As a concluding step, the researchers also ran the data set through an algorithm to eliminate as many “artifacts” as possible—unintended data patterns or correlations that could help a language model reach at the right answers for the incorrect reasons. This decreased the chance that a model could learn to fiddle with the data set.
When they tested state-of-the-art models on these new challenges, performance dropped to between 59.4% and 79.1%. By comparison, humans still achieve 94% accuracy. This shows a high score on the first Winograd test is likely exaggerated. “It’s just a data-set-specific success, not a general-task success,” says Yejin Choi, an assistant professor at the University of Washington and a senior research manager at AI2, who directed the research.
Choi expects the data set will cater as a new benchmark. But she also hopes it will motivate more researchers to look beyond deep learning. The results highlighted to her that true common-sense NLP systems must combine other techniques, like structured knowledge models. Her earlier work has shown substantial promise in this direction. “We someway need to find a different game plan,” she says.
The paper has got some criticism. Ernest Davis, one of the academics who worked on the original Winograd challenge, says that many of the sample sentence pairs listed in the paper are “truly flawed,” with puzzling grammar. “They don’t match to the way that people speaking English actually use pronouns,” he wrote in an email.
But Choi mentions that truly robust models shouldn’t require perfect grammar to understand a sentence.
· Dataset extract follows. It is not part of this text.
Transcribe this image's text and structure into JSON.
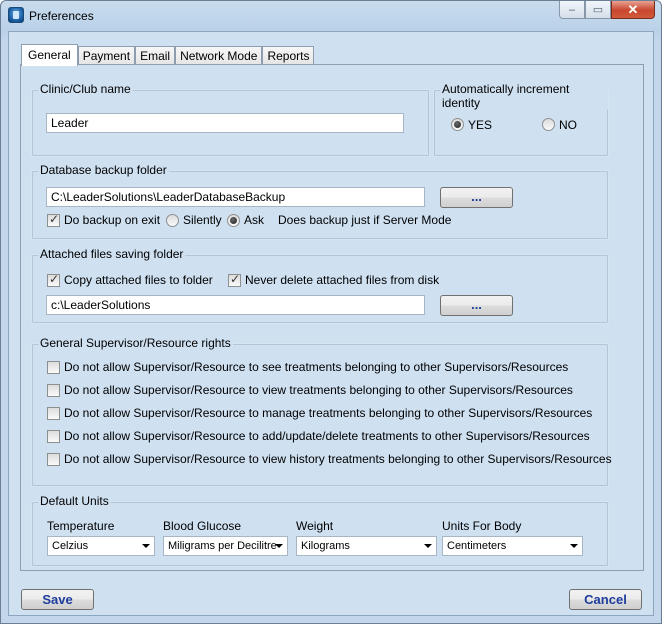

People who converse in English as a second language sometimes muddle their grammar but still express their meaning.
“Humans can easily comprehend what our questions are about and choose the correct answer,” she says, mentioning the 94% performance accuracy. “If humans should be competent to do that, my take is that machines should be able to do that too.”